The hero of this piece Chief of Police Ross Taylor finds himself caught in a rather awkward situation. His attitude about justice and discipline is black and white, leaving little wiggle room for human error or understanding. This attitude makes the relationship with his troubled teenage niece a nightmare, and his attraction for Assistant Chief Layne Sullivan further complicates matters, particularly while the murder investigation takes place. Ross is not the most sensitive of men and a rather frustrating character until almost the very end. Layne is an accomplished woman with a strong personality she utilizes to hide secrets and vulnerable spots.
The initial relationship between Ross and Layne is hostile and prickly with an underlying attraction that neither acknowledges. As the story moves along, the attraction grows until once together, Ross and Layne steam up the sheets and then some! The deep feelings for each other, the love, needed a bit more cooking in order to work for me. What I did like very much is Andrews' handling of the storyline about Ross' niece Jess. Ross is irritating when unbending, but I found myself liking his very real frustrations with a troubled teenager in this novel -- he was very human in those moments. The love and care behind his irritating reactions to his niece, and his willingness to do what is right made me care for Ross.
It is unfortunate that the two sisters as secondary characters are not likable or interesting enough to make me run and buy their romances. However, I would love to find out if Andrew Sullivan and Ross' niece Jess end up together in the future, and of course, who doesn't want to know the resolution to a murder mystery? I want to know if I'm right in guessing whodunit!

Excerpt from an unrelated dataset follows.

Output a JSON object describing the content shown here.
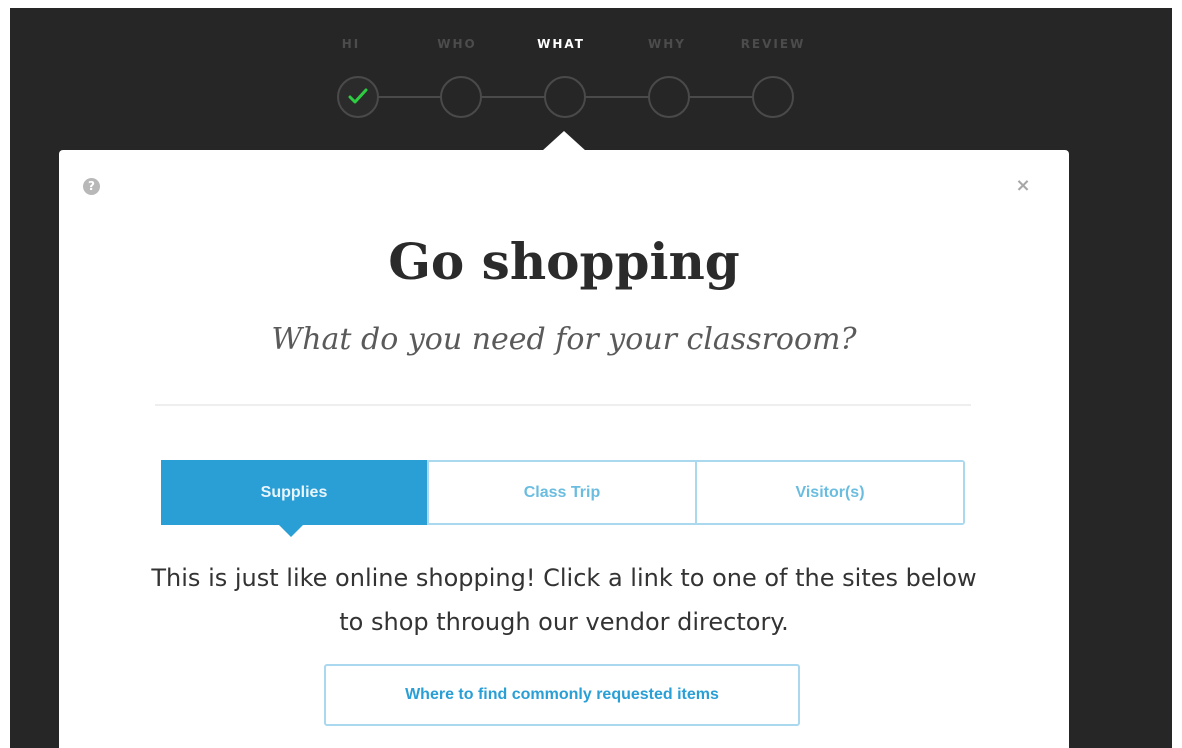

|June 2013 - Lovely RITA
Series: The Truth About the Sullivans, #1
Publisher/Release Date: Harlequin/June 1, 2012
Visit Beth Andrews here.
ETA: CLARIFICATION NOTE: My review is of a book by a RITA award winning author. This book by Beth Andrews did not win a RITA.